Many developers face the task of rezoning, before they begin actual construction. Usually, the governing the board over the rezoning process will grant a variance to the petitioning developer. However, the attempt to rezone a particular parcel of land must be reasonable. A developer who may want to build residential houses in an industrial zone will not be granted any variance. A lot of reasons can be given for the denial of this variance, but usually a developer can research the local zoning ordinance and find out the reasonable limits of granting a successful variance. Another easy tool of research for developers is to view the city. It is likely possible to find many examples of rezoning trends in that particular city. However, all developers know that the governing authority who grants or denies variances rely on many factors such as a well developed site plan. So, it is imperative to have a well organized plan before speaking to any board.
Tuesday, October 6, 2009
The SmartCode manual is probably the best form of development any city, county, or state can engage in for their benefit. The code outlines in detail the necessary steps to accomplish SmartGrowth. Also, the language in the code is plain and easily understandable to the everyday potential home owner. However, the code is detailed in the requirements one must have to adopt there plans and the cost of the development will typically be higher than normal developmental projects. Some of the guidelines and plans listed in a SmartCode include such things as architectural standards, setback standards, community types, and visibility standards. Of course, these can be considered as normal guidelines for any land development, yet they are typically not. For instance, the SmartCode has a smaller setback regulation than the average development. Another instance is the requirement of uniformity throughout the development. Also, Smart developments have smaller roads, more mixed uses, agricultural benefits, and better building configuration. Hopefully, we can expect more entities to adopt the SmartCode standards in the future.
Thursday, October 1, 2009

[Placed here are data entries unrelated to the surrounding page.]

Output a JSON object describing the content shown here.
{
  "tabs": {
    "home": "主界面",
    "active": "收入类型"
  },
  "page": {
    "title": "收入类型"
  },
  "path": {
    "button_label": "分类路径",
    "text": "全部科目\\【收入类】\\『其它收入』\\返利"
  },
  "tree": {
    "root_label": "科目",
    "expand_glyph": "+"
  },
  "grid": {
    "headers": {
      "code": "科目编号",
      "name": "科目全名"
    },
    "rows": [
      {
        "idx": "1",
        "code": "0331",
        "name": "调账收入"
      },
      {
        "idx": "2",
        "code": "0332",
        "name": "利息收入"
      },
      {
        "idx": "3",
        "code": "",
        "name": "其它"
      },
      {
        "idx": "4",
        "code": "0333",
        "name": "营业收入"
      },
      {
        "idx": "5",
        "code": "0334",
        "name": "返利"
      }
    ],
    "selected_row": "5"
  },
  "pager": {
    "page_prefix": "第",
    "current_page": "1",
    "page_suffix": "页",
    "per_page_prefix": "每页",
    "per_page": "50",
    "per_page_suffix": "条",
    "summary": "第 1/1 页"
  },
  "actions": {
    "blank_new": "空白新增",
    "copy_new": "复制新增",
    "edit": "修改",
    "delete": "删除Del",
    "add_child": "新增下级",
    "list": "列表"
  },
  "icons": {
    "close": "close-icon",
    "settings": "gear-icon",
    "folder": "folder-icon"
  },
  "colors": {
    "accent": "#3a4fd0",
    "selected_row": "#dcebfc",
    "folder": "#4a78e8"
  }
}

As we all know, the great baby boomers and their surrounding age group generation are becoming more predominant in today's time. Many people view this aging population and think about such problems as SSI or Healthcare, but what about housing. In certain parts of the United States, there is an increasing demand for some type of Senior Housing development. The baby boomers can be considered as there own class of people. As many approach the age of retirement or continue to strive past it, what plans are being arranged to secure housing for this class of people. Will there have to be an increase in the amount of nursing homes? Will the government increase funding or create new programs? Will America just wait to see what happens? Land developers should consider addressing this problem in the years to come before it becomes a big issue. Land developments should be tailored to meet the needs of a particular city or county. Of course, this rarely happens because most developments are made in an attempt to make money or fulfill a dream. However, every town, city, county, province, state, and governing body should have a broad view on future developments, with more than just economic relief. Maybe, an affordable senior housing development is needed in a place like the Historic Cloverdale region?